Picture
The Artist
A Best Picture winner is like a cocktail. It’s not just one thing, it’s how all the things go together. I’m picking The Artist. It has a certain amount of risk to it because it’s silent and in black and white. But it’s not silent and black-and-white and depressing — it’s silent and black-and-white and uplifting. It recalls a time we’re all nostalgic for, when movies were the predominant cultural influence and movie stars were royalty, which I think is something that’s going away.

Director
Michel Hazanavicius, The Artist
I’m voting for the Artist guy. If Marty Scorsese had not won already for The Departed, I would have voted for him for Hugo, but he won too recently.
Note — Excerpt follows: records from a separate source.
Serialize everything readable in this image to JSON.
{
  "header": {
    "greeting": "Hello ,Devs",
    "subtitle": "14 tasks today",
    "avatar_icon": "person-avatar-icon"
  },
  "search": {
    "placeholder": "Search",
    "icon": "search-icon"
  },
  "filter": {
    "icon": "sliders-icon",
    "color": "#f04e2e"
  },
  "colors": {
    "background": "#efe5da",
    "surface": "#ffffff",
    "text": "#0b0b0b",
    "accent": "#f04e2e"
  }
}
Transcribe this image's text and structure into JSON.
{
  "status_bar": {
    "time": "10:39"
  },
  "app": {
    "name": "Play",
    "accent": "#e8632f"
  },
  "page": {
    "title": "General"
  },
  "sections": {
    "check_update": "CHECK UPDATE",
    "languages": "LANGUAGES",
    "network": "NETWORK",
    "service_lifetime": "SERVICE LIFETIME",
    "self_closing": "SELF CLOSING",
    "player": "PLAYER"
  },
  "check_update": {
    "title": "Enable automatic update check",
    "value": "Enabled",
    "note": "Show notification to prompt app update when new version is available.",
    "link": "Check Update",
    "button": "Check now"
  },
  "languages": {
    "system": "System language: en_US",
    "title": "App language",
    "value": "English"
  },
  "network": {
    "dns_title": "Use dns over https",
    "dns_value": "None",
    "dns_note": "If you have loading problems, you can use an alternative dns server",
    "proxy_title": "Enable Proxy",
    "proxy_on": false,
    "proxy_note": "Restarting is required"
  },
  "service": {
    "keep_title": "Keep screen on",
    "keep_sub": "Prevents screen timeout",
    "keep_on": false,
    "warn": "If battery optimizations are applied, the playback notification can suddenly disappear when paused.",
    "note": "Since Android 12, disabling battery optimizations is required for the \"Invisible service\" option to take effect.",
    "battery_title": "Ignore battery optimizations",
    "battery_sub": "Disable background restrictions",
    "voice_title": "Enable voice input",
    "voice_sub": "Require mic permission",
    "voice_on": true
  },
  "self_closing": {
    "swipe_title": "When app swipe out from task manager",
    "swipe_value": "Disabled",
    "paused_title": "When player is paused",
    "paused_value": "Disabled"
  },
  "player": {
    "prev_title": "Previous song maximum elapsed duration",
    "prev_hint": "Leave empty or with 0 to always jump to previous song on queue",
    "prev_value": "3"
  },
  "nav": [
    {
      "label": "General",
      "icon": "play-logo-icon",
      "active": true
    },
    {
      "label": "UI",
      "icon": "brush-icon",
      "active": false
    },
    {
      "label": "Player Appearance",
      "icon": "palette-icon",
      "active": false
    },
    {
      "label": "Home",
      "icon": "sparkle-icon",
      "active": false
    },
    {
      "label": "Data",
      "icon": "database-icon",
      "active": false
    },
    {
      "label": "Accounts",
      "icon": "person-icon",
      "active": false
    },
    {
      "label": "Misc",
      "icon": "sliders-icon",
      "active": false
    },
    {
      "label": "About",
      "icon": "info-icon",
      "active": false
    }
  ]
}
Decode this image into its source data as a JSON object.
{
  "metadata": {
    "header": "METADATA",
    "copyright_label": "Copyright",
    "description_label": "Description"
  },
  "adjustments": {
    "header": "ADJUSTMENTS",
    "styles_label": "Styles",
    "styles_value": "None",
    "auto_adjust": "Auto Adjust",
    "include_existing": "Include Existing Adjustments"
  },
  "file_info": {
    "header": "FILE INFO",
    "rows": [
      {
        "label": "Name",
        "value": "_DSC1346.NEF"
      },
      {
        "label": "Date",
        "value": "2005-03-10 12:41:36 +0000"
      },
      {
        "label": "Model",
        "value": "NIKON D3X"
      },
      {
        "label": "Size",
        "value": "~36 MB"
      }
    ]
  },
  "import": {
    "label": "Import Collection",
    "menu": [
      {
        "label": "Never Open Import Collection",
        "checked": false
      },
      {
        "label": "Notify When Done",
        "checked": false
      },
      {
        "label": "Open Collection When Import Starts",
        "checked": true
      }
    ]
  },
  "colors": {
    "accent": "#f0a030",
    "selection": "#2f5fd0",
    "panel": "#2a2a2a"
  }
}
Actor
George Clooney, The Descendants
His performance was extraordinary. It was lovely and nuanced. He’s the closest thing we have now to an all-around versatile actor-slash-movie star. I look at the grosses of The Descendants and I know that the grosses are about him.

Actress
Viola Davis, The Help
I’m not voting for Meryl Streep. I thought she was better in Julie & Julia. In the pantheon of Meryl performances-slash-impersonations, this one was not as good as others. I’m voting for Viola Davis.

Supporting Actor
Christopher Plummer, Beginners
He’s the bee’s knees. And I have thought so since 1965. He is an actor’s actor. And he’s somebody who isn’t afraid of his age. He plays old guys. Unabashedly old. And I appreciate that.

Supporting Actress
Octavia Spencer, The Help
It was the kind of performance that back in August, you got up out of your seat and said, ”She’s going to win.” And nothing has changed since that moment. The history of movies tends to favor performances like that — flashy, comedic. It’s a perfect supporting part.